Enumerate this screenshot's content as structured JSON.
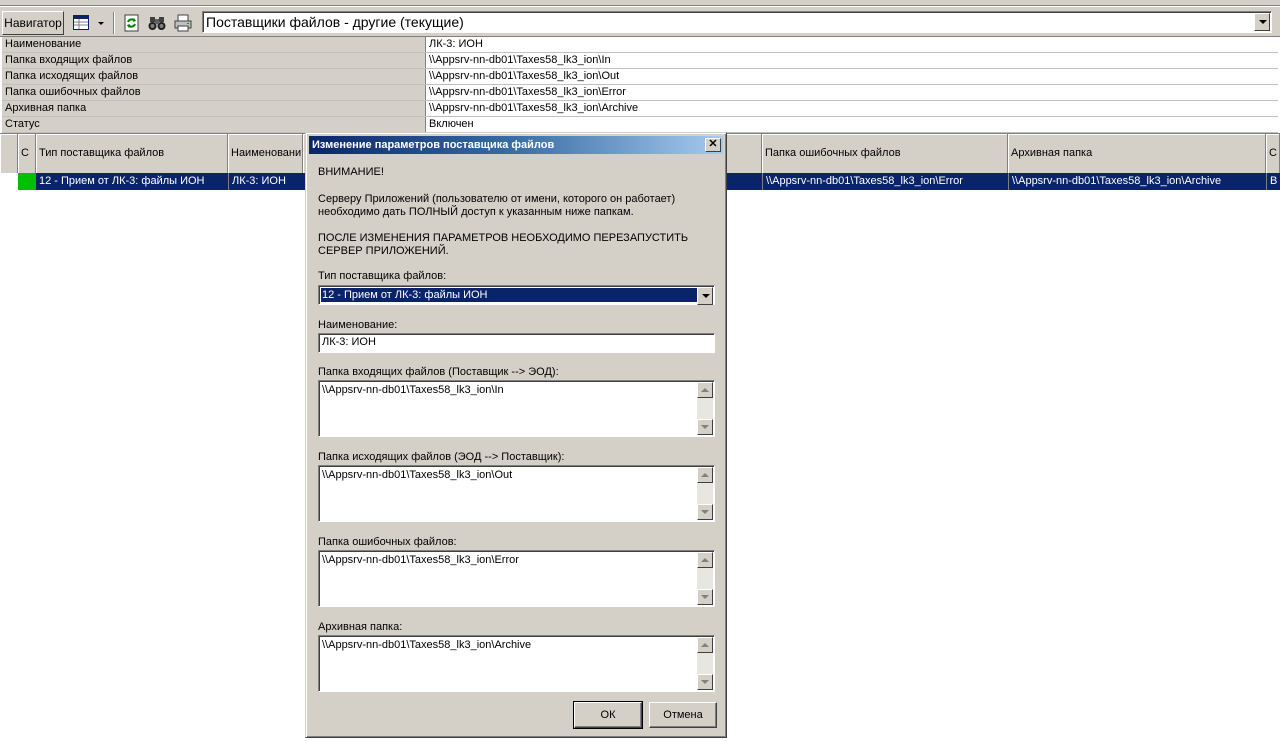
{
  "toolbar": {
    "navigator_label": "Навигатор",
    "view_icon": "grid-view-icon",
    "refresh_icon": "refresh-icon",
    "find_icon": "binoculars-icon",
    "print_icon": "printer-icon",
    "selection": "Поставщики файлов - другие (текущие)"
  },
  "properties": [
    {
      "label": "Наименование",
      "value": "ЛК-3: ИОН"
    },
    {
      "label": "Папка входящих файлов",
      "value": "\\\\Appsrv-nn-db01\\Taxes58_lk3_ion\\In"
    },
    {
      "label": "Папка исходящих файлов",
      "value": "\\\\Appsrv-nn-db01\\Taxes58_lk3_ion\\Out"
    },
    {
      "label": "Папка ошибочных файлов",
      "value": "\\\\Appsrv-nn-db01\\Taxes58_lk3_ion\\Error"
    },
    {
      "label": "Архивная папка",
      "value": "\\\\Appsrv-nn-db01\\Taxes58_lk3_ion\\Archive"
    },
    {
      "label": "Статус",
      "value": "Включен"
    }
  ],
  "grid": {
    "headers": {
      "col_c": "С",
      "type": "Тип поставщика файлов",
      "name": "Наименовани",
      "error_folder": "Папка ошибочных файлов",
      "archive_folder": "Архивная папка",
      "status": "С"
    },
    "row": {
      "status_color": "#00c000",
      "type": "12 - Прием от ЛК-3: файлы ИОН",
      "name": "ЛК-3: ИОН",
      "error_folder": "\\\\Appsrv-nn-db01\\Taxes58_lk3_ion\\Error",
      "archive_folder": "\\\\Appsrv-nn-db01\\Taxes58_lk3_ion\\Archive",
      "status": "В"
    }
  },
  "dialog": {
    "title": "Изменение параметров поставщика файлов",
    "close_glyph": "✕",
    "warning_title": "ВНИМАНИЕ!",
    "warning_text": "Серверу Приложений (пользователю от имени, которого он работает) необходимо дать ПОЛНЫЙ доступ к указанным ниже папкам.",
    "restart_text": "ПОСЛЕ ИЗМЕНЕНИЯ ПАРАМЕТРОВ НЕОБХОДИМО ПЕРЕЗАПУСТИТЬ СЕРВЕР ПРИЛОЖЕНИЙ.",
    "type_label": "Тип поставщика файлов:",
    "type_value": "12 - Прием от ЛК-3: файлы ИОН",
    "name_label": "Наименование:",
    "name_value": "ЛК-3: ИОН",
    "in_label": "Папка входящих файлов (Поставщик --> ЭОД):",
    "in_value": "\\\\Appsrv-nn-db01\\Taxes58_lk3_ion\\In",
    "out_label": "Папка исходящих файлов (ЭОД --> Поставщик):",
    "out_value": "\\\\Appsrv-nn-db01\\Taxes58_lk3_ion\\Out",
    "error_label": "Папка ошибочных файлов:",
    "error_value": "\\\\Appsrv-nn-db01\\Taxes58_lk3_ion\\Error",
    "archive_label": "Архивная папка:",
    "archive_value": "\\\\Appsrv-nn-db01\\Taxes58_lk3_ion\\Archive",
    "ok_label": "ОК",
    "cancel_label": "Отмена"
  }
}
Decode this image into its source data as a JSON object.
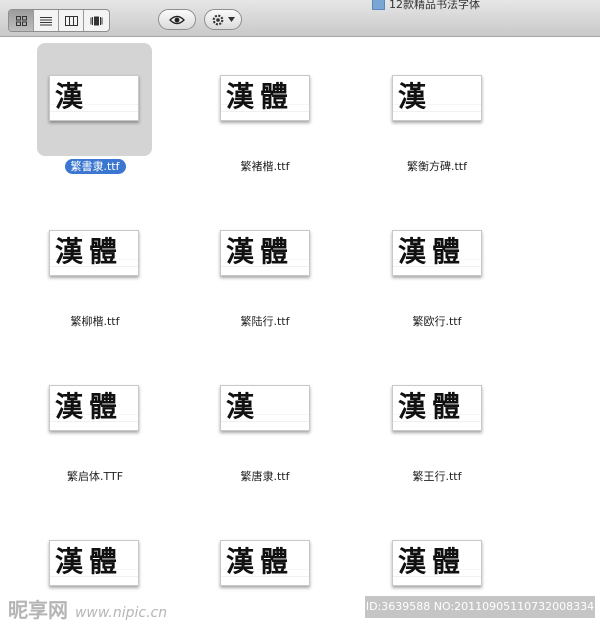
{
  "toolbar": {
    "view_modes": [
      {
        "name": "icon-view",
        "icon": "grid-icon",
        "active": true
      },
      {
        "name": "list-view",
        "icon": "list-icon",
        "active": false
      },
      {
        "name": "column-view",
        "icon": "columns-icon",
        "active": false
      },
      {
        "name": "coverflow-view",
        "icon": "coverflow-icon",
        "active": false
      }
    ],
    "quicklook_icon": "eye-icon",
    "action_icon": "gear-icon",
    "path_label": "12款精品书法字体"
  },
  "files": [
    {
      "glyphs": "漢",
      "label": "繁書隶.ttf",
      "selected": true
    },
    {
      "glyphs": "漢體",
      "label": "繁褚楷.ttf",
      "selected": false
    },
    {
      "glyphs": "漢",
      "label": "繁衡方碑.ttf",
      "selected": false
    },
    {
      "glyphs": "漢體",
      "label": "繁柳楷.ttf",
      "selected": false
    },
    {
      "glyphs": "漢體",
      "label": "繁陆行.ttf",
      "selected": false
    },
    {
      "glyphs": "漢體",
      "label": "繁欧行.ttf",
      "selected": false
    },
    {
      "glyphs": "漢體",
      "label": "繁启体.TTF",
      "selected": false
    },
    {
      "glyphs": "漢",
      "label": "繁唐隶.ttf",
      "selected": false
    },
    {
      "glyphs": "漢體",
      "label": "繁王行.ttf",
      "selected": false
    },
    {
      "glyphs": "漢體",
      "label": "",
      "selected": false
    },
    {
      "glyphs": "漢體",
      "label": "",
      "selected": false
    },
    {
      "glyphs": "漢體",
      "label": "",
      "selected": false
    }
  ],
  "watermark": {
    "left": "昵享网",
    "left_url": "www.nipic.cn",
    "right": "ID:3639588 NO:20110905110732008334"
  }
}
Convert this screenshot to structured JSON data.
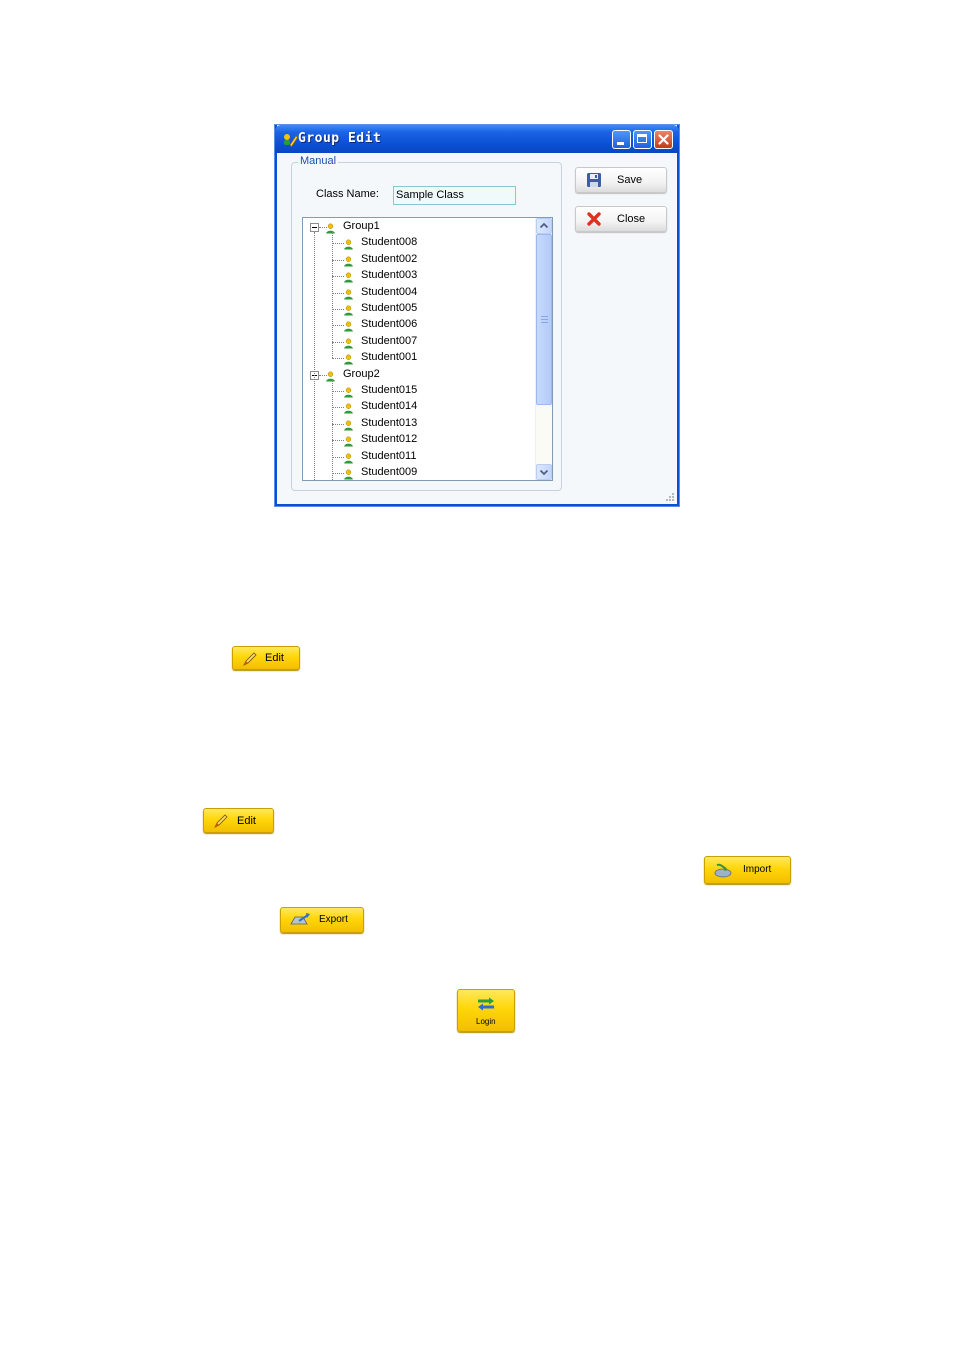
{
  "dialog": {
    "title": "Group Edit",
    "group_label": "Manual",
    "class_name_label": "Class Name:",
    "class_name_value": "Sample Class",
    "save_label": "Save",
    "close_label": "Close",
    "tree": [
      {
        "label": "Group1",
        "children": [
          "Student008",
          "Student002",
          "Student003",
          "Student004",
          "Student005",
          "Student006",
          "Student007",
          "Student001"
        ]
      },
      {
        "label": "Group2",
        "children": [
          "Student015",
          "Student014",
          "Student013",
          "Student012",
          "Student011",
          "Student009"
        ]
      }
    ]
  },
  "buttons": {
    "edit_1": "Edit",
    "edit_2": "Edit",
    "import": "Import",
    "export": "Export",
    "login": "Login"
  },
  "colors": {
    "title_bar": "#0a4fd4",
    "yellow_button": "#ffd60a",
    "close_x": "#e0301e"
  },
  "icons": {
    "window": "group-edit-icon",
    "save": "floppy-disk-icon",
    "close": "red-x-icon",
    "tree_node": "person-icon"
  }
}
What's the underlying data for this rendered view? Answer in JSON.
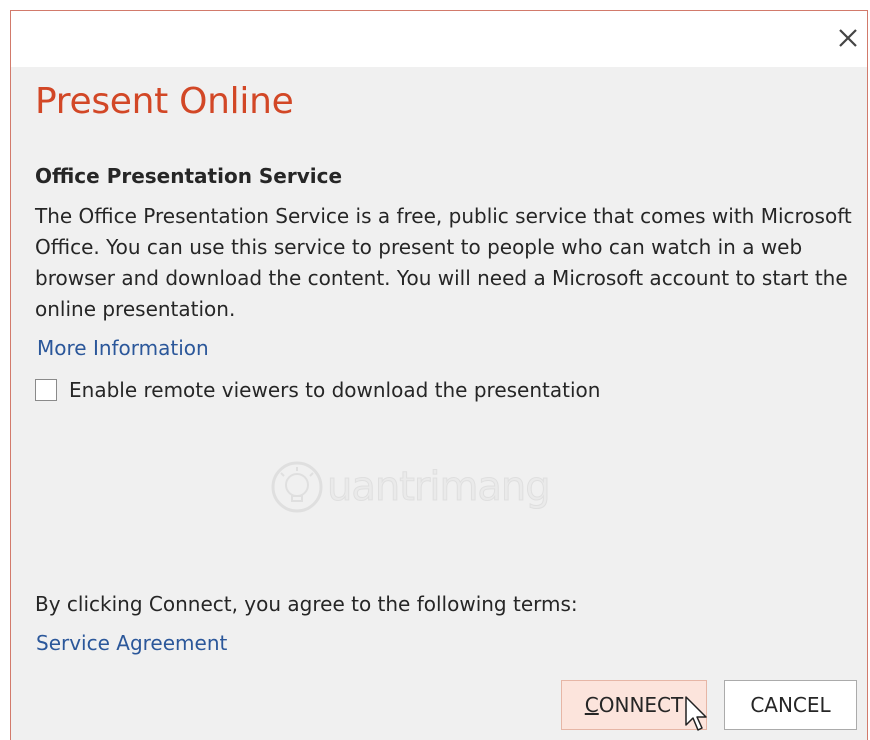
{
  "dialog": {
    "title": "Present Online",
    "close_icon": "close-icon",
    "section_heading": "Office Presentation Service",
    "description": "The Office Presentation Service is a free, public service that comes with Microsoft Office. You can use this service to present to people who can watch in a web browser and download the content. You will need a Microsoft account to start the online presentation.",
    "more_info_link": "More Information",
    "checkbox": {
      "label": "Enable remote viewers to download the presentation",
      "checked": false
    },
    "terms_text": "By clicking Connect, you agree to the following terms:",
    "service_agreement_link": "Service Agreement",
    "buttons": {
      "connect": "CONNECT",
      "cancel": "CANCEL"
    }
  },
  "watermark": {
    "text": "uantrimang"
  },
  "colors": {
    "title": "#d24726",
    "link": "#2b579a",
    "background": "#f0f0f0",
    "connect_button_bg": "#fce4dc"
  }
}
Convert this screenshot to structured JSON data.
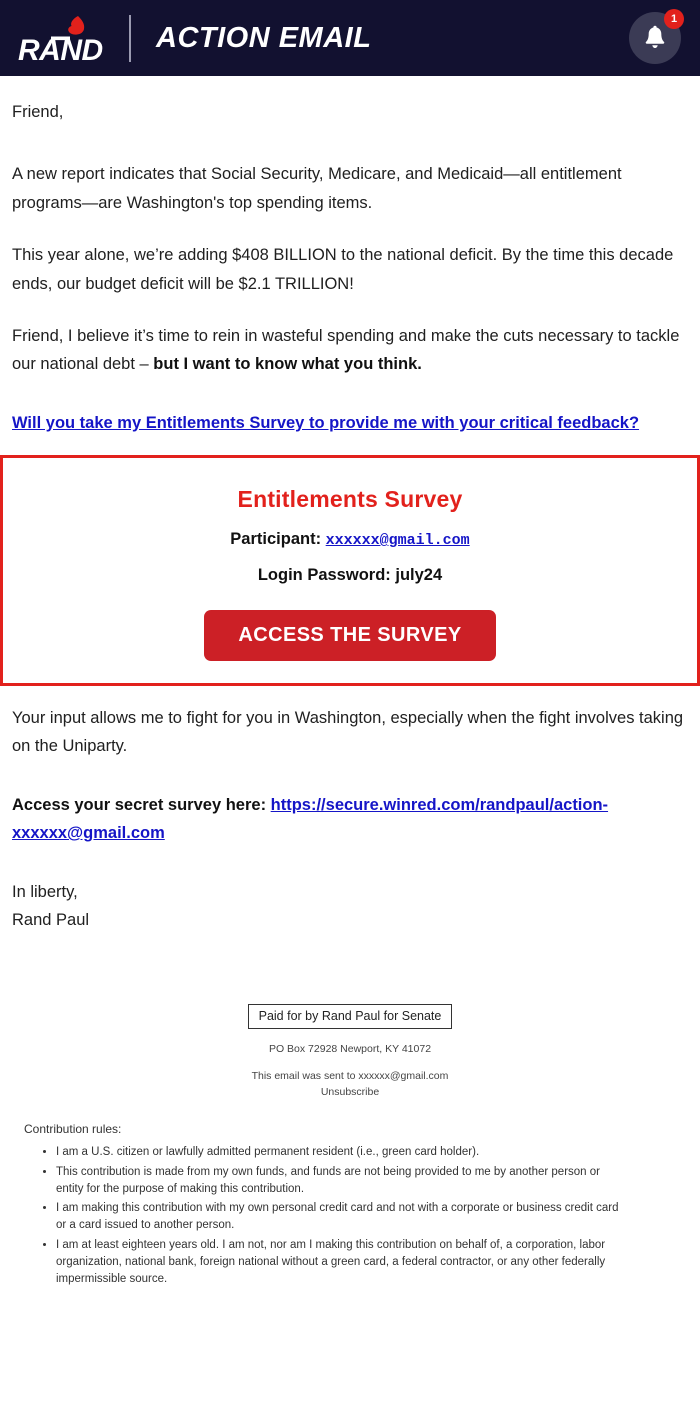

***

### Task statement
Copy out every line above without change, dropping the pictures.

### Answer section
Enumerate this screenshot's content as structured JSON.
{
  "toolbar": {
    "navigator_label": "Навигатор",
    "view_icon": "grid-view-icon",
    "refresh_icon": "refresh-icon",
    "find_icon": "binoculars-icon",
    "print_icon": "printer-icon",
    "selection": "Поставщики файлов - другие (текущие)"
  },
  "properties": [
    {
      "label": "Наименование",
      "value": "ЛК-3: ИОН"
    },
    {
      "label": "Папка входящих файлов",
      "value": "\\\\Appsrv-nn-db01\\Taxes58_lk3_ion\\In"
    },
    {
      "label": "Папка исходящих файлов",
      "value": "\\\\Appsrv-nn-db01\\Taxes58_lk3_ion\\Out"
    },
    {
      "label": "Папка ошибочных файлов",
      "value": "\\\\Appsrv-nn-db01\\Taxes58_lk3_ion\\Error"
    },
    {
      "label": "Архивная папка",
      "value": "\\\\Appsrv-nn-db01\\Taxes58_lk3_ion\\Archive"
    },
    {
      "label": "Статус",
      "value": "Включен"
    }
  ],
  "grid": {
    "headers": {
      "col_c": "С",
      "type": "Тип поставщика файлов",
      "name": "Наименовани",
      "error_folder": "Папка ошибочных файлов",
      "archive_folder": "Архивная папка",
      "status": "С"
    },
    "row": {
      "status_color": "#00c000",
      "type": "12 - Прием от ЛК-3: файлы ИОН",
      "name": "ЛК-3: ИОН",
      "error_folder": "\\\\Appsrv-nn-db01\\Taxes58_lk3_ion\\Error",
      "archive_folder": "\\\\Appsrv-nn-db01\\Taxes58_lk3_ion\\Archive",
      "status": "В"
    }
  },
  "dialog": {
    "title": "Изменение параметров поставщика файлов",
    "close_glyph": "✕",
    "warning_title": "ВНИМАНИЕ!",
    "warning_text": "Серверу Приложений (пользователю от имени, которого он работает) необходимо дать ПОЛНЫЙ доступ к указанным ниже папкам.",
    "restart_text": "ПОСЛЕ ИЗМЕНЕНИЯ ПАРАМЕТРОВ НЕОБХОДИМО ПЕРЕЗАПУСТИТЬ СЕРВЕР ПРИЛОЖЕНИЙ.",
    "type_label": "Тип поставщика файлов:",
    "type_value": "12 - Прием от ЛК-3: файлы ИОН",
    "name_label": "Наименование:",
    "name_value": "ЛК-3: ИОН",
    "in_label": "Папка входящих файлов (Поставщик --> ЭОД):",
    "in_value": "\\\\Appsrv-nn-db01\\Taxes58_lk3_ion\\In",
    "out_label": "Папка исходящих файлов (ЭОД --> Поставщик):",
    "out_value": "\\\\Appsrv-nn-db01\\Taxes58_lk3_ion\\Out",
    "error_label": "Папка ошибочных файлов:",
    "error_value": "\\\\Appsrv-nn-db01\\Taxes58_lk3_ion\\Error",
    "archive_label": "Архивная папка:",
    "archive_value": "\\\\Appsrv-nn-db01\\Taxes58_lk3_ion\\Archive",
    "ok_label": "ОК",
    "cancel_label": "Отмена"
  }
}
Decode this image into its source data as a JSON object.
{
  "toolbar": {
    "view_modes": [
      {
        "name": "icon-view",
        "icon": "grid-icon",
        "active": true
      },
      {
        "name": "list-view",
        "icon": "list-icon",
        "active": false
      },
      {
        "name": "column-view",
        "icon": "columns-icon",
        "active": false
      },
      {
        "name": "coverflow-view",
        "icon": "coverflow-icon",
        "active": false
      }
    ],
    "quicklook_icon": "eye-icon",
    "action_icon": "gear-icon",
    "path_label": "12款精品书法字体"
  },
  "files": [
    {
      "glyphs": "漢",
      "label": "繁書隶.ttf",
      "selected": true
    },
    {
      "glyphs": "漢體",
      "label": "繁褚楷.ttf",
      "selected": false
    },
    {
      "glyphs": "漢",
      "label": "繁衡方碑.ttf",
      "selected": false
    },
    {
      "glyphs": "漢體",
      "label": "繁柳楷.ttf",
      "selected": false
    },
    {
      "glyphs": "漢體",
      "label": "繁陆行.ttf",
      "selected": false
    },
    {
      "glyphs": "漢體",
      "label": "繁欧行.ttf",
      "selected": false
    },
    {
      "glyphs": "漢體",
      "label": "繁启体.TTF",
      "selected": false
    },
    {
      "glyphs": "漢",
      "label": "繁唐隶.ttf",
      "selected": false
    },
    {
      "glyphs": "漢體",
      "label": "繁王行.ttf",
      "selected": false
    },
    {
      "glyphs": "漢體",
      "label": "",
      "selected": false
    },
    {
      "glyphs": "漢體",
      "label": "",
      "selected": false
    },
    {
      "glyphs": "漢體",
      "label": "",
      "selected": false
    }
  ],
  "watermark": {
    "left": "昵享网",
    "left_url": "www.nipic.cn",
    "right": "ID:3639588 NO:20110905110732008334"
  }
}
Convert this screenshot to structured JSON data.
{
  "dialog": {
    "title": "Group Edit",
    "group_label": "Manual",
    "class_name_label": "Class Name:",
    "class_name_value": "Sample Class",
    "save_label": "Save",
    "close_label": "Close",
    "tree": [
      {
        "label": "Group1",
        "children": [
          "Student008",
          "Student002",
          "Student003",
          "Student004",
          "Student005",
          "Student006",
          "Student007",
          "Student001"
        ]
      },
      {
        "label": "Group2",
        "children": [
          "Student015",
          "Student014",
          "Student013",
          "Student012",
          "Student011",
          "Student009"
        ]
      }
    ]
  },
  "buttons": {
    "edit_1": "Edit",
    "edit_2": "Edit",
    "import": "Import",
    "export": "Export",
    "login": "Login"
  },
  "colors": {
    "title_bar": "#0a4fd4",
    "yellow_button": "#ffd60a",
    "close_x": "#e0301e"
  },
  "icons": {
    "window": "group-edit-icon",
    "save": "floppy-disk-icon",
    "close": "red-x-icon",
    "tree_node": "person-icon"
  }
}
What's the underlying data for this rendered view? Answer in JSON.
{
  "dialog": {
    "title": "Present Online",
    "close_icon": "close-icon",
    "section_heading": "Office Presentation Service",
    "description": "The Office Presentation Service is a free, public service that comes with Microsoft Office. You can use this service to present to people who can watch in a web browser and download the content. You will need a Microsoft account to start the online presentation.",
    "more_info_link": "More Information",
    "checkbox": {
      "label": "Enable remote viewers to download the presentation",
      "checked": false
    },
    "terms_text": "By clicking Connect, you agree to the following terms:",
    "service_agreement_link": "Service Agreement",
    "buttons": {
      "connect": "CONNECT",
      "cancel": "CANCEL"
    }
  },
  "watermark": {
    "text": "uantrimang"
  },
  "colors": {
    "title": "#d24726",
    "link": "#2b579a",
    "background": "#f0f0f0",
    "connect_button_bg": "#fce4dc"
  }
}
Convert this screenshot to structured JSON data.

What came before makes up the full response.